The stresses associated with this mindset were expressed by Katie Haddow, a then-16-year-old high school junior who was interviewed by Liza Mundy for an article in the Oct. 23, 2005 edition of The Washington Post. “My problem right now is that I’m feeling like I’m not going to be able to get into a good school; I’m going to end up working at McDonald’s,” Haddow told Mundy. “I break down every day. It’s horrible, all of this pressure from school. I always feel stupid all the time, because of these [advanced] classes: I’m not taking enough, or I’m not doing well enough.”
Barbara Walters Discusses Her Daughter’s Teen Drug Abuse and Residential Treatment
Among the memories shared by television legend Barbara Walters in her best-selling autobiography, Auditions, is an account of her daughter’s troubled adolescence. Walters entitled the section about her daughter, Jackie Walters Danforth, “The Hardest Chapter to Write.”

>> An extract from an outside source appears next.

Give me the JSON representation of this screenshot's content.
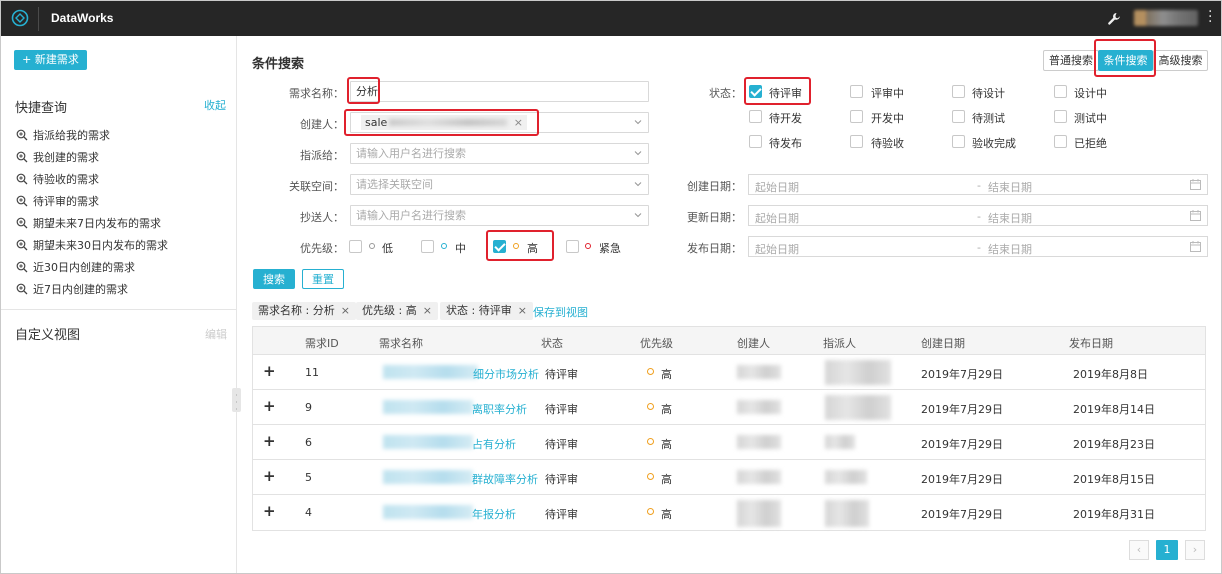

Walters told reporters although her memories were very painful, she and her daughter believed that publishing their story could help other families who are going through the ordeal of teenage drug abuse. But in an interview with the San Francisco Chronicle, Walters told a reporter that she could never re-read “The Hardest Chapter” because its “details of the disintegration” were too difficult for her.